▶ **Problem description**:
The data that follows should be copied out exactly.

___

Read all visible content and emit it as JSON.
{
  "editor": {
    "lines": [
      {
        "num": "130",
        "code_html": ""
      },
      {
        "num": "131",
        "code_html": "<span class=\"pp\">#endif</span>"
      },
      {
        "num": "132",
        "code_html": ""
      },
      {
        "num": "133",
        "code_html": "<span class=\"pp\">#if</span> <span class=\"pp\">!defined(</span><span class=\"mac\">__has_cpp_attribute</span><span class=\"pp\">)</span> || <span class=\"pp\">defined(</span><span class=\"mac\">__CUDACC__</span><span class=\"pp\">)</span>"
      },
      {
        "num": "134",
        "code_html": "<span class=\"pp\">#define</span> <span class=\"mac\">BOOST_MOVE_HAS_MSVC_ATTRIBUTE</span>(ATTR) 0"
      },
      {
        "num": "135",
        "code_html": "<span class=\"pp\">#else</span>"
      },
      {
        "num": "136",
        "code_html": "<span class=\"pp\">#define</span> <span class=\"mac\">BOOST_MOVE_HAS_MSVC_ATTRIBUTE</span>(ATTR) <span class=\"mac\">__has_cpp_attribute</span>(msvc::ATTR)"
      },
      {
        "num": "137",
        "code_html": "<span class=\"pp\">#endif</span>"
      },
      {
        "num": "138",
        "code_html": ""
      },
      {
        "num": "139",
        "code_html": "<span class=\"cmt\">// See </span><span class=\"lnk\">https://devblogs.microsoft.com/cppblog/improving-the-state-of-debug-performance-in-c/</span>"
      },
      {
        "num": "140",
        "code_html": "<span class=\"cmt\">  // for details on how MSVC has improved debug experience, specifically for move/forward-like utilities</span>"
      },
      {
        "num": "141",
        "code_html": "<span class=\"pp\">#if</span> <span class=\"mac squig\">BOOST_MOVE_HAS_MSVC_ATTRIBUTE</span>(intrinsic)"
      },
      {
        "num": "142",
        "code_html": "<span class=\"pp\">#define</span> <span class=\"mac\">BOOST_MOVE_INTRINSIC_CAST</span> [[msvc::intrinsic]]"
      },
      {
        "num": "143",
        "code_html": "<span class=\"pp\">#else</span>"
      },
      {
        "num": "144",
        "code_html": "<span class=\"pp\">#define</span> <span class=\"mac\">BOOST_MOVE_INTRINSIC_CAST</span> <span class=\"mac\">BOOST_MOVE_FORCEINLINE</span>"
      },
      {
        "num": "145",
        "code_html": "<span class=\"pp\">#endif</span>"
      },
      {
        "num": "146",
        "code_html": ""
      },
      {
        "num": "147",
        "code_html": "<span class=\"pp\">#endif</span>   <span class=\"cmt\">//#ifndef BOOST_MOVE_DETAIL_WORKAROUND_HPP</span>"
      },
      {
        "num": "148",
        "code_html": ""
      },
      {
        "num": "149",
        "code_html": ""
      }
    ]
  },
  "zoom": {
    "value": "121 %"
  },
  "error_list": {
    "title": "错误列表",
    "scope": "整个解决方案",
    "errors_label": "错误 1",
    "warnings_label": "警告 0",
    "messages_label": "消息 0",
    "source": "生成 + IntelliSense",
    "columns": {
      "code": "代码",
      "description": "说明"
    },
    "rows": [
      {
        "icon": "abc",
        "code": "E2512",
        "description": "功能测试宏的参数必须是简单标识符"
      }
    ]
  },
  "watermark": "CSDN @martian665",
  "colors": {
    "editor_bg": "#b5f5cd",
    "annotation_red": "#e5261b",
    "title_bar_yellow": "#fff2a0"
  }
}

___

▶ **Written answer**:
Read all visible content and emit it as JSON.
{
  "editor": {
    "lines": [
      {
        "num": "130",
        "code_html": ""
      },
      {
        "num": "131",
        "code_html": "<span class=\"pp\">#endif</span>"
      },
      {
        "num": "132",
        "code_html": ""
      },
      {
        "num": "133",
        "code_html": "<span class=\"pp\">#if</span> <span class=\"pp\">!defined(</span><span class=\"mac\">__has_cpp_attribute</span><span class=\"pp\">)</span> || <span class=\"pp\">defined(</span><span class=\"mac\">__CUDACC__</span><span class=\"pp\">)</span>"
      },
      {
        "num": "134",
        "code_html": "<span class=\"pp\">#define</span> <span class=\"mac\">BOOST_MOVE_HAS_MSVC_ATTRIBUTE</span>(ATTR) 0"
      },
      {
        "num": "135",
        "code_html": "<span class=\"pp\">#else</span>"
      },
      {
        "num": "136",
        "code_html": "<span class=\"pp\">#define</span> <span class=\"mac\">BOOST_MOVE_HAS_MSVC_ATTRIBUTE</span>(ATTR) <span class=\"mac\">__has_cpp_attribute</span>(msvc::ATTR)"
      },
      {
        "num": "137",
        "code_html": "<span class=\"pp\">#endif</span>"
      },
      {
        "num": "138",
        "code_html": ""
      },
      {
        "num": "139",
        "code_html": "<span class=\"cmt\">// See </span><span class=\"lnk\">https://devblogs.microsoft.com/cppblog/improving-the-state-of-debug-performance-in-c/</span>"
      },
      {
        "num": "140",
        "code_html": "<span class=\"cmt\">  // for details on how MSVC has improved debug experience, specifically for move/forward-like utilities</span>"
      },
      {
        "num": "141",
        "code_html": "<span class=\"pp\">#if</span> <span class=\"mac squig\">BOOST_MOVE_HAS_MSVC_ATTRIBUTE</span>(intrinsic)"
      },
      {
        "num": "142",
        "code_html": "<span class=\"pp\">#define</span> <span class=\"mac\">BOOST_MOVE_INTRINSIC_CAST</span> [[msvc::intrinsic]]"
      },
      {
        "num": "143",
        "code_html": "<span class=\"pp\">#else</span>"
      },
      {
        "num": "144",
        "code_html": "<span class=\"pp\">#define</span> <span class=\"mac\">BOOST_MOVE_INTRINSIC_CAST</span> <span class=\"mac\">BOOST_MOVE_FORCEINLINE</span>"
      },
      {
        "num": "145",
        "code_html": "<span class=\"pp\">#endif</span>"
      },
      {
        "num": "146",
        "code_html": ""
      },
      {
        "num": "147",
        "code_html": "<span class=\"pp\">#endif</span>   <span class=\"cmt\">//#ifndef BOOST_MOVE_DETAIL_WORKAROUND_HPP</span>"
      },
      {
        "num": "148",
        "code_html": ""
      },
      {
        "num": "149",
        "code_html": ""
      }
    ]
  },
  "zoom": {
    "value": "121 %"
  },
  "error_list": {
    "title": "错误列表",
    "scope": "整个解决方案",
    "errors_label": "错误 1",
    "warnings_label": "警告 0",
    "messages_label": "消息 0",
    "source": "生成 + IntelliSense",
    "columns": {
      "code": "代码",
      "description": "说明"
    },
    "rows": [
      {
        "icon": "abc",
        "code": "E2512",
        "description": "功能测试宏的参数必须是简单标识符"
      }
    ]
  },
  "watermark": "CSDN @martian665",
  "colors": {
    "editor_bg": "#b5f5cd",
    "annotation_red": "#e5261b",
    "title_bar_yellow": "#fff2a0"
  }
}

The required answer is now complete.